The Veloster N, upon which the RM19 prototype is loosely based, sports a curb weight of 2,899 lbs (1,315 kg), which places it firmly in featherweight sports car territory. While much of the performance hardware affixed to the RM19 adds weight, many of the components will be lighter than those used in the Veloster N. We suspect the final production curb weight of the RM19’s supercar successor will hang closely around the 2,900 lb mark, though it’s possible that via exotic material use, the N division could render its halo car even lighter. Think carbon-fiber roof, spoiler and hood, with aluminium fenders and body work. Of course, such exotic materials drive the price up, so we may see these materials reserved for special edition performance versions, or we may not see them proliferate across the car.

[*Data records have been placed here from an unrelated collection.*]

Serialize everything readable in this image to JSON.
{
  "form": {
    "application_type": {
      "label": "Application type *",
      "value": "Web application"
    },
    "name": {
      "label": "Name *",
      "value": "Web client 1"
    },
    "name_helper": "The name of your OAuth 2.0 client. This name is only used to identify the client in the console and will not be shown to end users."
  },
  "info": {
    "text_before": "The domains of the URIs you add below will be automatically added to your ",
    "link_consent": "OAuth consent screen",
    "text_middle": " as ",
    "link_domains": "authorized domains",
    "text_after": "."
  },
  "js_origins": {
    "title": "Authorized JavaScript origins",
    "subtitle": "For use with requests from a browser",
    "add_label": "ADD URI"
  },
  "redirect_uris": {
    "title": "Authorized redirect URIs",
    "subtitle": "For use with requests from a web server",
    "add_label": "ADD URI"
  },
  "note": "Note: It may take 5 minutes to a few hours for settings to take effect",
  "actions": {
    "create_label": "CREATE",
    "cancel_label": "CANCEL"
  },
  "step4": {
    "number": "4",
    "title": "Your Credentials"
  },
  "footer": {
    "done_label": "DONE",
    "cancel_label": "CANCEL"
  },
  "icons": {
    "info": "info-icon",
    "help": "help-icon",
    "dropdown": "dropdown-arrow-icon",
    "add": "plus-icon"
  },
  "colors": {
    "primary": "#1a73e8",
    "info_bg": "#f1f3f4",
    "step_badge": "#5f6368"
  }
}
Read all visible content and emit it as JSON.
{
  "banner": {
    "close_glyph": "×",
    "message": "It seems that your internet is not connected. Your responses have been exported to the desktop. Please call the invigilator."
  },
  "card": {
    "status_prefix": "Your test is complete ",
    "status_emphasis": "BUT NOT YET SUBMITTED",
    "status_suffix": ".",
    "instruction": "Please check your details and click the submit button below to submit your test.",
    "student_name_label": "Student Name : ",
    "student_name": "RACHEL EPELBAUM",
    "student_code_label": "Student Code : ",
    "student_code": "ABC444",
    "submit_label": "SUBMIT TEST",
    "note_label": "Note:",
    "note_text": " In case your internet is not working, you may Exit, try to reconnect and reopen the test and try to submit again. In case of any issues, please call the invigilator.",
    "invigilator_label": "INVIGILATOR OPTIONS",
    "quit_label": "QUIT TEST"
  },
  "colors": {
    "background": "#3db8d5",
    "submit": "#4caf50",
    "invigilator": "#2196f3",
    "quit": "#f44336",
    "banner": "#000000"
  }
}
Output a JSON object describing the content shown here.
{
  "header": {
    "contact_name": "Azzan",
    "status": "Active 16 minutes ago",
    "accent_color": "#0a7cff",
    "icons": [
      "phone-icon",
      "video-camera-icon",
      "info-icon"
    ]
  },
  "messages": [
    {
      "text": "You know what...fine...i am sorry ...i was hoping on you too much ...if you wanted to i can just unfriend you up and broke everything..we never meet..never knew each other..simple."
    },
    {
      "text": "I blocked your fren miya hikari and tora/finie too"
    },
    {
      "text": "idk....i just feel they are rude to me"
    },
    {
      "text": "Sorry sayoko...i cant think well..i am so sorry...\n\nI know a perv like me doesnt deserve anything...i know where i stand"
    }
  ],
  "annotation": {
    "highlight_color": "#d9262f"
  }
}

What happens when you strap a manic 2.0-liter race engine into a lightweight, mid-engine chassis? Hyundai tells us the RM19 is capable of accelerating to 60 mph (96.5 km/h) in 3.9 seconds or less. Cornering speeds and braking performance should be similarly impressive, taking aim at Porsche’s 718 – a car which the RM19 has undoubtedly been benchmarked against.
For all that the RM19 offers, we’d expect Hyundai to position its production version as a cost-competitive alternative to the mid-engined Porsche 718 and Chevrolet Corvette, meaning a sub-$60,000 base price, likely starting closer to the $50,000 mark. The sports car market is red hot and Hyundai would no doubt like to put its future supercar on the market as soon as possible as it intends to establish the N brand as a feared and revered sports car maker, thereby capitilizing on its investments on the spicy side of its portfolio.
“The RM19 sports car signals future brand aspirations for Hyundai’s high-performance N brand, solidly moving N into the prestigious arena of supercar-level performance,” said Thomas Schemera, executive vice president and head of Hyundai Motor Group’s Product Division.
The RM19 is clearly a love-child of Biermann and his Korean engineering team. Its massive wheels and wide track have forced the bodywork to stretch wildly over the wheel wells, creating a cartoonish profile somewhat akin to the BMW 1M, which, interestingly, was also a love-child project influenced by Biermann. But unlike the 1M, the RM19 hasn’t been constricted by typical design limitations inherited from its utilitarian analogue. Its mid-engine design renders it a tour de force in the affordable sports car market, and if Biermann’s racing and design pedigree is any indication, the production car it foreshadows will be a sports car to be reckoned with.
[Photos and source: Hyundai]